I Graduated A Year Ago: Reflections and Lessons I've Learned

What are you doing after graduation?

This is the quintessential question posed to soon-to-be graduates as May and June graduations quickly approach. As expected, the answers are varied. Some have had a job secured since their summer internship, some will go on to a fellowship or graduate school, others will teach abroad, some may travel, and many are still trying to figure out their next steps.

The feeling of not knowing what awaits you post-graduation can be scary and overwhelming.

One year ago, I was 22 years old and 100 percent ready to finish undergrad, but I had no plan set to start this new chapter. Now, after one year in the “real” world I can say that this fresh start is filled with so much opportunity that all incoming graduates should be excited for!

Below, I have compiled my reflections on my unconventional year since graduation, in a series of tips for you as you transition in to post-graduate life!

1. Change the Narrative

In May 2015, Newsweek released an article stating that millennials made up about 40 percent of the unemployed population in the U.S.  This was the kind of headline that was being thrown in my face as I prepared to graduate and I noticed myself falling into desperation mode. After speaking with mentors and friends who felt the same way when they graduated, I stopped being afraid of the unknown because I realized that this feeling is NORMAL. Use any fear or uncertainty you may have and switch it to bravery and hope.

2. Put Yourself Out There

Every opportunity and every risk you take by putting yourself out there is worth it. I knew I wanted to work in a space that prioritized leveraging Latino millennial talent, but I had no set plan on how to do this. I took the advice of my college mentor and kept repeating my career goals to anyone and everyone from January until my graduation in May. I changed my Twitter handle and other social profiles to reflect this until I became known in my networks as the woman who wanted to leverage Latino millennial talent. This was the best piece of advice I received; I figured that if I put it out in the universe enough, it would eventually take form.

3. Listen to Your Inner Voice

My last year of college was the most critical in dictating my post-graduation plans. I was pushed to think about the impact I wanted to have in this world. As a first-year I thought I would become a lawyer, a career I was set on at age 10 and hadn’t bothered changing since then. My time at UC Berkeley exposed me to a variety of different careers, majors and opportunities that influenced a switch.  The last six months of college really pushed me to think about my identity and the space that I was going to fill in the workforce and in my community. I wanted to make an impact, but I did not know how.

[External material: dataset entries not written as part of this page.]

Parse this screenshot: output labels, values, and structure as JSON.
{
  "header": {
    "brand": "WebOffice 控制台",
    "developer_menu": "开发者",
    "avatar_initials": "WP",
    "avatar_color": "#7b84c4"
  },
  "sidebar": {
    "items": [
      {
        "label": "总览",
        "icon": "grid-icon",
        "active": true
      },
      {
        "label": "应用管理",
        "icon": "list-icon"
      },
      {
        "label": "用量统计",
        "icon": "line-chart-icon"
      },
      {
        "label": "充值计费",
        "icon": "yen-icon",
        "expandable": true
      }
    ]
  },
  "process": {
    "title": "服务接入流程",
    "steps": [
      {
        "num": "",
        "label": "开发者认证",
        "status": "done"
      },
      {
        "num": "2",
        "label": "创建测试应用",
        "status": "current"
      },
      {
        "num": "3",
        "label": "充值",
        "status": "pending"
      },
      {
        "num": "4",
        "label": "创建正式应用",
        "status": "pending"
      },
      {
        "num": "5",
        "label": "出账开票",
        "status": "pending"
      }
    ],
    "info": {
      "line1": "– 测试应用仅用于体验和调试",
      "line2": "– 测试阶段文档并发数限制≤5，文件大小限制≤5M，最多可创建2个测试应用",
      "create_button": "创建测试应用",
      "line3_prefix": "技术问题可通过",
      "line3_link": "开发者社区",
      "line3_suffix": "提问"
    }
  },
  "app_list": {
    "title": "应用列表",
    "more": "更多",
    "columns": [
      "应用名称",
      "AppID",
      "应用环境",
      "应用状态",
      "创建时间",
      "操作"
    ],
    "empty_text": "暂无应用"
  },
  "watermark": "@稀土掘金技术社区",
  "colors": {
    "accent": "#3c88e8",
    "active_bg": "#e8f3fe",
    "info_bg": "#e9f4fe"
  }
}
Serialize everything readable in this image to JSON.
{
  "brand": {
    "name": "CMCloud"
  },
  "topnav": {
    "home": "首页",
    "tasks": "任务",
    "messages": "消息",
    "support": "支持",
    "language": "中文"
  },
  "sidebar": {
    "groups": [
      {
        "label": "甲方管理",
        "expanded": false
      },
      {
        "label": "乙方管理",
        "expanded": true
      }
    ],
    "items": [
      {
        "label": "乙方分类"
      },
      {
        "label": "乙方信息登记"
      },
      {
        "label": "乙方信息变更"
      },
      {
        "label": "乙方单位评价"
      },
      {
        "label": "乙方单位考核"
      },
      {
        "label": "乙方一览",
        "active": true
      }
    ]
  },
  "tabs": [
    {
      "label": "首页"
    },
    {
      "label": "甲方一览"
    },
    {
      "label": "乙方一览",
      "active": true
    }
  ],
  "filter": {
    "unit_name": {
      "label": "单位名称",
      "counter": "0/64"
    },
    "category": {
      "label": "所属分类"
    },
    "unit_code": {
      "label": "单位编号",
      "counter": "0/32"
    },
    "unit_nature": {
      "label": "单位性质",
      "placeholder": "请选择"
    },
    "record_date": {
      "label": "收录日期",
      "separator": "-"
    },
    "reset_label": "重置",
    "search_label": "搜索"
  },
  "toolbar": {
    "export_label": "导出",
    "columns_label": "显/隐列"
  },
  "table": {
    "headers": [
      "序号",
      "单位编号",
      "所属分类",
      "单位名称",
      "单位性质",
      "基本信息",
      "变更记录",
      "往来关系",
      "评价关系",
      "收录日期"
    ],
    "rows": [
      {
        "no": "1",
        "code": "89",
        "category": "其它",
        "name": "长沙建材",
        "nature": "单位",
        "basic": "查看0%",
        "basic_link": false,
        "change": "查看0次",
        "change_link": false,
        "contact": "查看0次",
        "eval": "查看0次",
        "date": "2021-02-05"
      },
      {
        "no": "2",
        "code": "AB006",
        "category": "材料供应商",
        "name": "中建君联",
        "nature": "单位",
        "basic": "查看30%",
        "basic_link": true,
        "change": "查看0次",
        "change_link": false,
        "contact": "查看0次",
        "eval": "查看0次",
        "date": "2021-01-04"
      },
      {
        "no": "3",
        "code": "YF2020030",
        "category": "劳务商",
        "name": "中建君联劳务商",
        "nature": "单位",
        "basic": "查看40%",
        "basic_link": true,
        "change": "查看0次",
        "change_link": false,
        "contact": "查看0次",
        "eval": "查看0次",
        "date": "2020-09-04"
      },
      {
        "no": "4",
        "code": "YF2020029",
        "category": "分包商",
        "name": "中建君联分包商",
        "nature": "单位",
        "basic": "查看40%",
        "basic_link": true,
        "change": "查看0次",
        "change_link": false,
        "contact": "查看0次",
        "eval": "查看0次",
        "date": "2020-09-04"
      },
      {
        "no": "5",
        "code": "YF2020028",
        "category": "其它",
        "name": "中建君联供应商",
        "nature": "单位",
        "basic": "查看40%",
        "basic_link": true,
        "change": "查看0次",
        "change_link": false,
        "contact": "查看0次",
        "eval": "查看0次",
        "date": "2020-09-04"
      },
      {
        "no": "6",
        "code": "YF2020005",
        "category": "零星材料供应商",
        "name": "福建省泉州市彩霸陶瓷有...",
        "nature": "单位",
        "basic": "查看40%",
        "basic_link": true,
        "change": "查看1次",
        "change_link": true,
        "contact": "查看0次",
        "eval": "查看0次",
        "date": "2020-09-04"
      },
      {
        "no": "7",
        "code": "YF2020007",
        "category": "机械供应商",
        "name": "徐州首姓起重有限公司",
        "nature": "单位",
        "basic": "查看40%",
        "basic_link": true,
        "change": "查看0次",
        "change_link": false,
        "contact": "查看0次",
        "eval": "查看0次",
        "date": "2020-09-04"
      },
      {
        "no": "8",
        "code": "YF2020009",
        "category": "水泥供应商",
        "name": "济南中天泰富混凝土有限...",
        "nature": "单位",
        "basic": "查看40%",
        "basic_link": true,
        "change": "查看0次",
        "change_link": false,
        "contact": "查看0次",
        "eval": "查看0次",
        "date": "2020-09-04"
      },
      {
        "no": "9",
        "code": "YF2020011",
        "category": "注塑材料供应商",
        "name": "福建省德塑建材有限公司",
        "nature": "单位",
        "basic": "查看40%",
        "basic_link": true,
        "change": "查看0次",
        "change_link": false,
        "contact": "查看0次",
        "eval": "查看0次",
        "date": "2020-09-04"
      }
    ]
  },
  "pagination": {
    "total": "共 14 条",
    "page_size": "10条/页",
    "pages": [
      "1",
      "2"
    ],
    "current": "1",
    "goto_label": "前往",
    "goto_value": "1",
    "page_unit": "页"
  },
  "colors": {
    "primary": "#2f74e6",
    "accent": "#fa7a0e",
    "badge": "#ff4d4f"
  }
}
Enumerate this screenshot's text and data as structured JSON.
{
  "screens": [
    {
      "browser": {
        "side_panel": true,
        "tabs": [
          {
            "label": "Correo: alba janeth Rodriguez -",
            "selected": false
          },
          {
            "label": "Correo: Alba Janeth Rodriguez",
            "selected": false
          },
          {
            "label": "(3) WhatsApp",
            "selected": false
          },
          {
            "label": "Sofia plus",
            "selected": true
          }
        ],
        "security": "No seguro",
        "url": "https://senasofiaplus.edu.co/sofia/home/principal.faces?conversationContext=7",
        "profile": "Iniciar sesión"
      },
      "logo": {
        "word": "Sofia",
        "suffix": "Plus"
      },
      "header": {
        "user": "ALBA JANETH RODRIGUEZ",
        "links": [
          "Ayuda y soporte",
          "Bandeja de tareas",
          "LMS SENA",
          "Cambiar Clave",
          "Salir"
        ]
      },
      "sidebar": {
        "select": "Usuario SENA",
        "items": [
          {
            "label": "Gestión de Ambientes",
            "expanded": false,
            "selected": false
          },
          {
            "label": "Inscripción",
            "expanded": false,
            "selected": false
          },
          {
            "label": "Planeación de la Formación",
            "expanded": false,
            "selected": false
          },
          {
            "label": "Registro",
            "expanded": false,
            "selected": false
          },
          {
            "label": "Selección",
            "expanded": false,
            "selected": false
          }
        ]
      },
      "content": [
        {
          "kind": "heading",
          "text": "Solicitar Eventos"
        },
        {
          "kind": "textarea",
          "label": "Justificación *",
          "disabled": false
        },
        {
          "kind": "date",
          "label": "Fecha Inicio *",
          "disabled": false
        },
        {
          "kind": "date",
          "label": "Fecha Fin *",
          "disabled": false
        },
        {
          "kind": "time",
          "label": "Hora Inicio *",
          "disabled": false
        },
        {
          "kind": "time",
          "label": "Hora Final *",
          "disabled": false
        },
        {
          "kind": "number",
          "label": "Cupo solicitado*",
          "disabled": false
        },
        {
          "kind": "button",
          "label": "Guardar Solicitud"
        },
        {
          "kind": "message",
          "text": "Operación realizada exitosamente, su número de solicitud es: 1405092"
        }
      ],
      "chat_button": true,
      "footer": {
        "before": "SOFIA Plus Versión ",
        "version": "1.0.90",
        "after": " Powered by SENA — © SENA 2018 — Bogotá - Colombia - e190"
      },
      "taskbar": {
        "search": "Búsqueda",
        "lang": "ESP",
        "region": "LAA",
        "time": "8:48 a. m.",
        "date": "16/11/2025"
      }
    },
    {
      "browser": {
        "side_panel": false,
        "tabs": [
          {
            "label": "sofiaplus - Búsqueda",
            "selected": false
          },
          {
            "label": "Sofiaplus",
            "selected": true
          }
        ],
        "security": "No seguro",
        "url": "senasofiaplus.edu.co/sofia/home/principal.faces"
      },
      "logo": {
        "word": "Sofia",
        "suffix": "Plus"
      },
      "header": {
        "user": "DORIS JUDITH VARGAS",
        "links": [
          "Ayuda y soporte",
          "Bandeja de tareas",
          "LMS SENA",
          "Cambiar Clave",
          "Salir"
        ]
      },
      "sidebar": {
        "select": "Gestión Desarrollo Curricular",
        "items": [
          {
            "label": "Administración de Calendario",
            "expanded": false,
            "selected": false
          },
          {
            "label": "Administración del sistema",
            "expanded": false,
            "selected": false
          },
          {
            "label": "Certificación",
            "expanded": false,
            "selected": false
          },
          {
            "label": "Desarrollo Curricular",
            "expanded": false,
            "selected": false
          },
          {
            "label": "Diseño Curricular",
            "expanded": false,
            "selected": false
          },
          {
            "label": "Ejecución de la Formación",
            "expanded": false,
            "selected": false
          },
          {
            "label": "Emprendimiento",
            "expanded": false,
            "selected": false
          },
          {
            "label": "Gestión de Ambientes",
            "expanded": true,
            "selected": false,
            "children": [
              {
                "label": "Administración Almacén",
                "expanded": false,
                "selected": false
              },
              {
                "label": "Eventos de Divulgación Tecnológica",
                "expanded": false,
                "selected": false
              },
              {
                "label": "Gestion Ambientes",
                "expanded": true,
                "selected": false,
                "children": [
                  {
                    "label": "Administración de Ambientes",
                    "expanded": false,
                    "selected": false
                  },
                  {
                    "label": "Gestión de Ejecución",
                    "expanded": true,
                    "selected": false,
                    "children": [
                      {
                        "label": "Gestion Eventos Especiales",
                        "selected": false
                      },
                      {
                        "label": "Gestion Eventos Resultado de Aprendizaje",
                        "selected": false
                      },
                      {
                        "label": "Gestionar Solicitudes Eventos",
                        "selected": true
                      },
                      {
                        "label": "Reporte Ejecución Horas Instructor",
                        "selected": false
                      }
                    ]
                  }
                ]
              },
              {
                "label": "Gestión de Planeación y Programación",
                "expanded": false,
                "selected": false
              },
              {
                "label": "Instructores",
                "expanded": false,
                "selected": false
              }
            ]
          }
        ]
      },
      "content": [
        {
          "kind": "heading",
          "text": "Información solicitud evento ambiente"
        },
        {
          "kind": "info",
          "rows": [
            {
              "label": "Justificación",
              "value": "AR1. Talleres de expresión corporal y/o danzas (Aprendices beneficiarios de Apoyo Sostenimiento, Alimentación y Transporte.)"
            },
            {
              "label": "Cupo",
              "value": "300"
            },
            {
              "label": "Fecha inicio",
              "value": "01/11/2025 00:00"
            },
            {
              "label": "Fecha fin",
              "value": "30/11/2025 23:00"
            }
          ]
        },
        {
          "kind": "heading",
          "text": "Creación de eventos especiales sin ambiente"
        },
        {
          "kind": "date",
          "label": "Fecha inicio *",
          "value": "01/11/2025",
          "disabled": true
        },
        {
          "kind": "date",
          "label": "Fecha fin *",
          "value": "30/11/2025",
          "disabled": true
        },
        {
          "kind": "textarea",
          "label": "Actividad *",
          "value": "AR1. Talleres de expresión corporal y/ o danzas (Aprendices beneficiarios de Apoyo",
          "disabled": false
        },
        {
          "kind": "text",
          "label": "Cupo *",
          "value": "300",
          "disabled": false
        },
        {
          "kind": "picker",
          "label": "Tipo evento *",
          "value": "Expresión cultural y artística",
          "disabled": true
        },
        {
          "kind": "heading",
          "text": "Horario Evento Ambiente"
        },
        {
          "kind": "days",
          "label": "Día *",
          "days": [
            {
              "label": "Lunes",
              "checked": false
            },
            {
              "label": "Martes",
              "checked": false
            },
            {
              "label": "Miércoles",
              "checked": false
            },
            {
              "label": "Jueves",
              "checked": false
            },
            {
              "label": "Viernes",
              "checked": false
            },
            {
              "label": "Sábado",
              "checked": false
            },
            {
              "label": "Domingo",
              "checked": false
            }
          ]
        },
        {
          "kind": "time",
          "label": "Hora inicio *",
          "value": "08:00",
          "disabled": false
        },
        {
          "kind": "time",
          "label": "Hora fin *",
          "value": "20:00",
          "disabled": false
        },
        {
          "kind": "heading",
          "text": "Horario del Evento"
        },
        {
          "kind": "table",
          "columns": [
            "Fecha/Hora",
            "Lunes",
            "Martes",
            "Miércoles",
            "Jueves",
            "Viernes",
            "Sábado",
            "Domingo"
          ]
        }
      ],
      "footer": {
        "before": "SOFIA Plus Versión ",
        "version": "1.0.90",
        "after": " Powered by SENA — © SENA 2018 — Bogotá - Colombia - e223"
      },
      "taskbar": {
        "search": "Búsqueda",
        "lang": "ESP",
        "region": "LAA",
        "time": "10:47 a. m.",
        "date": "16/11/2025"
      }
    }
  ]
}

4. Try Something New

My first job out of college was working in Costa Rica for a student travel agency, Rustic Pathways. I was a Global Communications Coordinator for the summer. This role combined my desire to travel and professional development. I learned about my capabilities working with a diverse team in another country and how to navigate between two different languages: Spanish and English. This was arguably the best job I could have had directly out of college because it combined travel with cultural immersion.

5. Be Willing to Say No

While I was working in Costa Rica I did not stop my job search for a full-time position. My Global Communications Role was only for the summer and I was hoping to have a job as soon as I got back. I was lucky enough to be accepted for the first job I applied to and was excited for, because it seemed to align with what I wanted to do. This is why rejecting said job offer was one of the hardest things I had to do. My close friends were very surprised by my decision. However, I denied this role because I was unable to make the financial commitment to move across the state, and after some organizational research, I learned that it was not a space where I could grow professionally in the way I wanted.

6. Take Time For Personal Reflection

One piece of advice or encouragement that I received often was that I should enjoy the time I had before I received a full-time job. Many of my friends had been working for one year and one particular thing they all missed was vacation time. I took this time to travel to Peru, my parents' birth country, and explore my cultural roots with my mom. I not only explored the land of my ancestors, but I strengthened my bond with my mom.

We learn a lot in college. Not just in the classroom, but about how we fit in this world. Many of us release the inhibitions that we had as high school students and figure out even more who we are as individuals. As a high school student I was much more conscious about my actions as others expected them to be. As a college student I was more focused on what I wanted.

The first year after college does go by in the blink of an eye. Yes, your initial plans will probably change. Now is the time for you to start writing another chapter in your life. There are still so many unwritten experiences for you to encounter.

This article by Amber Gonzales Vargas was originally posted here on Her Agenda’s website. It is reposted with the permission of the Her Agenda team.

Her Agenda is an award-winning inspiration and information hub for ambitious millennial women providing the best resources found online to motivate them to reach their full potential. Recently named a top website for millennial women by Forbes.com, their content-driven resource portal attracts driven women and gives them the tools to become accomplished women. Her Agenda curates, collects and creates the latest news, events, career advice, jobs, workshops, panels and conferences to help women with their careers. Her Agenda also features interviews with powerful, successful women to offer direct advice from their career journey to their readers. For more, visit www.HerAgenda.com.